I’ve been working on a project to build a Laser Range Finder using a Raspberry Pi, an Arduino and OpenCV using a webcam. I hope that eventually this project may be used on a mobile robot using the algorithms taught on Udacity CS373 specially SLAM (Synchronous Location and Mapping).
The First Prototype
This first protoype is more a proof of concept than a usable device. Anyway, it’s working pretty well except for it being quite slow.
- Raspberry Pi Model B running:
- Archlinux ARM with a modified kernel to support the Arduino and the Webcam
- OpenCV 2.4.1
- Python 2.7
- The LRF software
- Arduino UNO connected via USB to the Raspberry Pi. Runs a controller that receives a message to turn on and off the laser. I hope it will also control some servos later.
- A Logitech c270 webcam, disassembled, so it can be installed on the casing
- Sparkfun TTL Controlled Laser Module
- A targus mini USB hub
- My Powered USB cable to provide the extra current that the Raspberry Pi can’t provide to the USB devices
- A couple of USB power sources, one for the RPi and the other for the USB devices
- A lousy acrylic casing, the first thing I’ve done with acrylic
Also check the video for an overview on it’s parts and how it works.
This prototype is very slow (one measurement takes about 10 seconds) but I’m optimistic that it may become more functional on a couple of iterations, specially with the upcoming Raspberry Pi Foundation CSI camera. The device is pretty accurate and precise on short distances but, as expected, both decrease at large distances. I would estimate that from a distance up to 35cms it’s very accurate, from 35 to about 60cms has pretty good and up to 2m it may be good enough for a small robot.Later I’ll post more details on the measured precision and accuracy and some tricks to enhance them.
As you can see on the video, it has a simple web interface to trigger the measurement process. It can also be done command line by SSHing to the Raspberry Pi. I’ll also post how OpenCV detects the laser in the image, and the next steps I’ll take to improve. For now you can get most of the working code from Github. The details of the mathematical model appears below.
All comments are welcome here (comments section at the bottom) or via Twitter.
This diagram shows the basic idea for the project. The laser is shot to a target at a known angle and the image is captured on the webcam. The angle at which the laser appears on the image corresponds to the incidence angle of the laser at the target, and thus, to the distance to the target.
If the target is a little farther, so that the laser crosses the focus line of the camera, the model is a bit different:
Here we are considering that both the camera-to-laser angle (β) and the distance from the camera to the laser (L) are fixed. We also know the focal distance (f) and the horizontal resolution (CAMERA_WIDTH) that are parameters of the camera.
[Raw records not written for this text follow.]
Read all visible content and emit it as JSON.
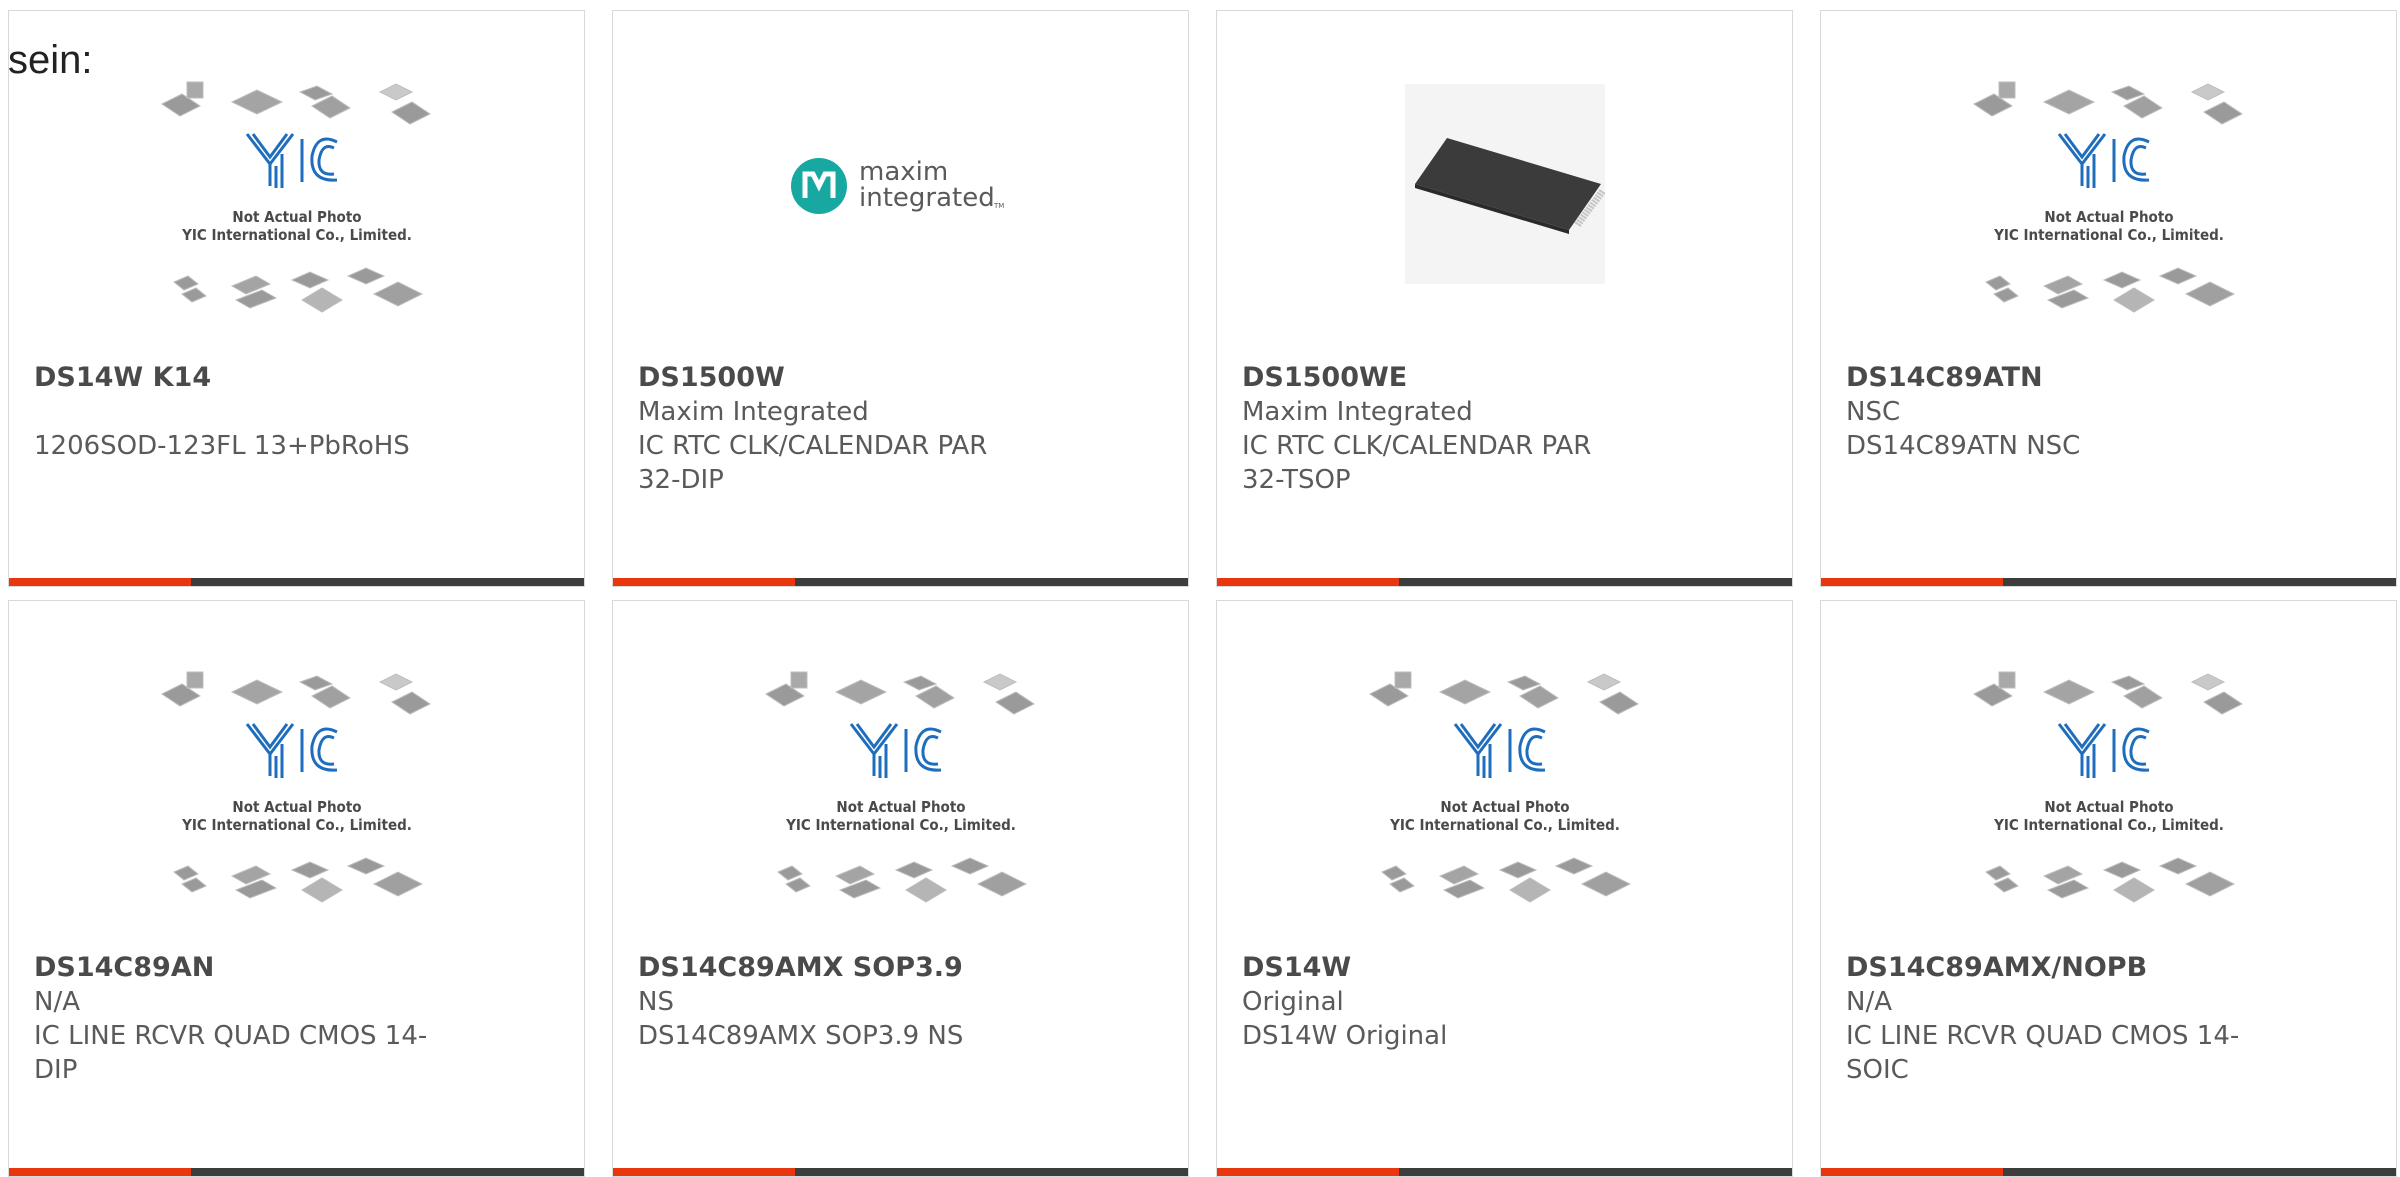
{
  "intro_text": "sein:",
  "placeholder": {
    "line1": "Not Actual Photo",
    "line2": "YIC International Co., Limited."
  },
  "logo": {
    "line1": "maxim",
    "line2": "integrated",
    "tm": "TM"
  },
  "colors": {
    "accent": "#e8360e",
    "bar": "#3d3d3d",
    "yic_blue": "#1f6ebd",
    "maxim_teal": "#17a8a1"
  },
  "products": [
    {
      "name": "DS14W K14",
      "manufacturer": "",
      "description": "1206SOD-123FL 13+PbRoHS",
      "image": "yic-placeholder"
    },
    {
      "name": "DS1500W",
      "manufacturer": "Maxim Integrated",
      "description": "IC RTC CLK/CALENDAR PAR 32-DIP",
      "image": "maxim-logo"
    },
    {
      "name": "DS1500WE",
      "manufacturer": "Maxim Integrated",
      "description": "IC RTC CLK/CALENDAR PAR 32-TSOP",
      "image": "tsop-chip"
    },
    {
      "name": "DS14C89ATN",
      "manufacturer": "NSC",
      "description": "DS14C89ATN NSC",
      "image": "yic-placeholder"
    },
    {
      "name": "DS14C89AN",
      "manufacturer": "N/A",
      "description": "IC LINE RCVR QUAD CMOS 14-DIP",
      "image": "yic-placeholder"
    },
    {
      "name": "DS14C89AMX SOP3.9",
      "manufacturer": "NS",
      "description": "DS14C89AMX SOP3.9 NS",
      "image": "yic-placeholder"
    },
    {
      "name": "DS14W",
      "manufacturer": "Original",
      "description": "DS14W Original",
      "image": "yic-placeholder"
    },
    {
      "name": "DS14C89AMX/NOPB",
      "manufacturer": "N/A",
      "description": "IC LINE RCVR QUAD CMOS 14-SOIC",
      "image": "yic-placeholder"
    }
  ]
}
With OpenCV we can process the image and calculate the horizontal distance (vc) from the camera’s Y axis to the point where the laser appears on the image. Given those values we can use simple trigonometry to calculate the angle at which the laser appears on the image (δ) and the distance from the camera to the target (Dc). Note that we are looking Dc and not D which is the perpendicular distance from the camera to the target. By the way, for the purposes of this model the webcam is considered a pinhole camera. Later on we will correct the physical camera to adjust the model.
vx = CAMERA_WIDTH – vc
δ = atan( f / vx )
λ = π – β – δ
Dc = L * sin( β / λ )
I’ll post later details on the implementation.